» **Your instructions**
The result should be a full, exact repeat of the entries, free of pictures.

START Record extracts

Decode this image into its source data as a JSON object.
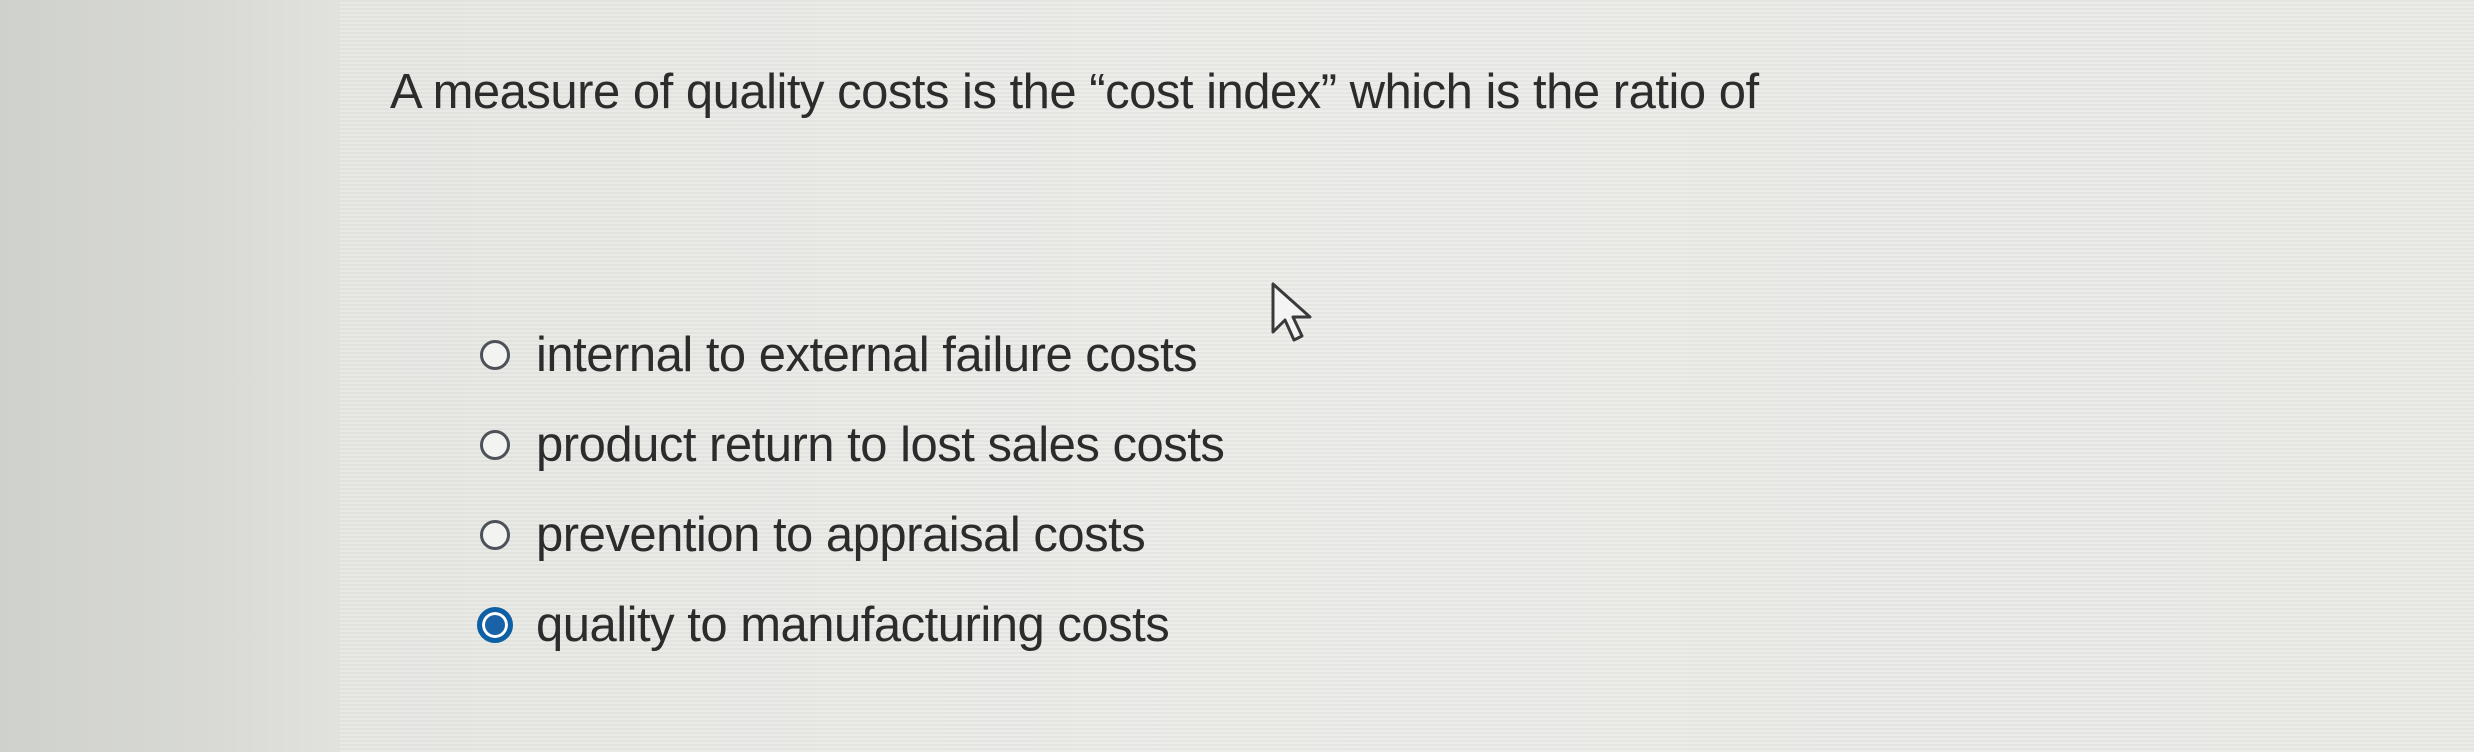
{
  "question": {
    "text": "A measure of quality costs is the “cost index” which is the ratio of"
  },
  "options": [
    {
      "label": "internal to external failure costs",
      "selected": false
    },
    {
      "label": "product return to lost sales costs",
      "selected": false
    },
    {
      "label": "prevention to appraisal costs",
      "selected": false
    },
    {
      "label": "quality to manufacturing costs",
      "selected": true
    }
  ],
  "icons": {
    "cursor": "mouse-pointer-arrow"
  },
  "colors": {
    "selected_radio": "#1a62a8",
    "text": "#2c2c2c"
  }
}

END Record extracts

» **Problem solution**
Decode this image into its source data as a JSON object.
{
  "question": {
    "text": "A measure of quality costs is the “cost index” which is the ratio of"
  },
  "options": [
    {
      "label": "internal to external failure costs",
      "selected": false
    },
    {
      "label": "product return to lost sales costs",
      "selected": false
    },
    {
      "label": "prevention to appraisal costs",
      "selected": false
    },
    {
      "label": "quality to manufacturing costs",
      "selected": true
    }
  ],
  "icons": {
    "cursor": "mouse-pointer-arrow"
  },
  "colors": {
    "selected_radio": "#1a62a8",
    "text": "#2c2c2c"
  }
}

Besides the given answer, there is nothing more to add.